There is one important fact to be noticed. The hieroglyphics are the same as were found at Copan and Quirigna. The intermediate country is now occupied by races of Indians speaking many different languages, and entirely unintelligible to each other ; but there is room for the belief that the whole of this country was once occupied by the same race, speaking the same language, or, at least, having the same written characters. . There is no staircase or other visible communication

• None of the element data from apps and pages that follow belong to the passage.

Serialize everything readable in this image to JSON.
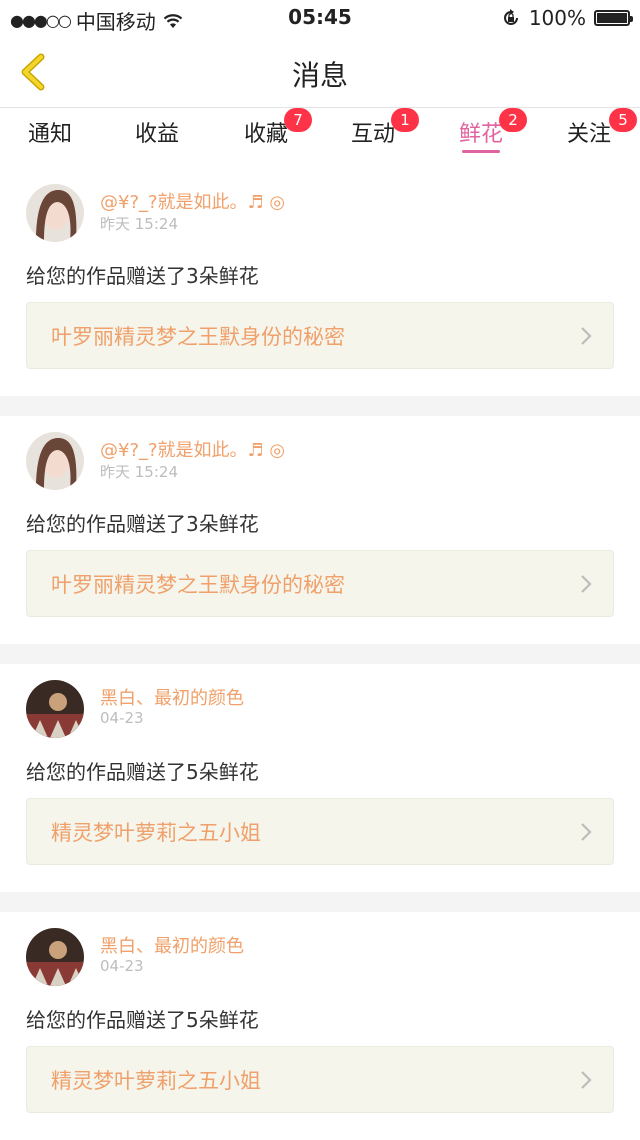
{
  "status_bar": {
    "signal_dots": "●●●○○",
    "carrier": "中国移动",
    "wifi_icon": "wifi-icon",
    "time": "05:45",
    "battery_percent": "100%"
  },
  "nav": {
    "title": "消息",
    "back_icon": "back-chevron-icon"
  },
  "tabs": [
    {
      "label": "通知",
      "badge": ""
    },
    {
      "label": "收益",
      "badge": ""
    },
    {
      "label": "收藏",
      "badge": "7"
    },
    {
      "label": "互动",
      "badge": "1"
    },
    {
      "label": "鲜花",
      "badge": "2",
      "active": true
    },
    {
      "label": "关注",
      "badge": "5"
    }
  ],
  "colors": {
    "accent": "#e064a0",
    "badge": "#ff3347",
    "username": "#f0a06a",
    "link_bg": "#f5f5ec"
  },
  "messages": [
    {
      "user": "@¥?_?就是如此。♬ ◎",
      "time": "昨天 15:24",
      "text": "给您的作品赠送了3朵鲜花",
      "work": "叶罗丽精灵梦之王默身份的秘密"
    },
    {
      "user": "@¥?_?就是如此。♬ ◎",
      "time": "昨天 15:24",
      "text": "给您的作品赠送了3朵鲜花",
      "work": "叶罗丽精灵梦之王默身份的秘密"
    },
    {
      "user": "黑白、最初的颜色",
      "time": "04-23",
      "text": "给您的作品赠送了5朵鲜花",
      "work": "精灵梦叶萝莉之五小姐"
    },
    {
      "user": "黑白、最初的颜色",
      "time": "04-23",
      "text": "给您的作品赠送了5朵鲜花",
      "work": "精灵梦叶萝莉之五小姐"
    }
  ]
}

between the lower and upper parts of this building, and the only way of reaching the latter was by climbing a tree which grows close against the wall, and the branches of which spread over the roof. The roof is inclined, and the sides are covered with stucco ornaments, which, from exposure to the elements, and the assaults of trees and bushes, are faded and ruined, so that it was impossible to draw them; but enough remained to give the impression that, when perfect and painted, they must have been rich and imposing. Along the top was a range of pillars eighteen inches high and twelve apart, made of small pieces of stone laid in mortar, and covered with stucco, crowning which is a layer of flat projecting stones, having somewhat the appearance of a low open balustrade. In front of this building, at the foot of the pyramidal structure, is a small stream, part of which supplies the aqueduct before referred to. Crossing this, we come upon a broken stone terrace about sixty feet on the slope, with a level esplanade at the top, one hundred and ten feet in breadth, from which rises another pyramidal structure, now ruined and overgrown with trees; it is one hundred and thirty-four feet high on the slope, and on its summit is the building marked No. 2, like the first shrouded among trees, but presented in the engraving opposite as restored. The plate contains, as before, the ground-plan, front elevation, section, and front elevation on a smaller scale, with the pyramidal structure on which it stands. This building is fifty feet front, thirty-one feet deep, and has three doorways. The whole front was covered with stuccoed ornaments. The two outer piers contain hieroglyphics; one of the inner piers is fallen, and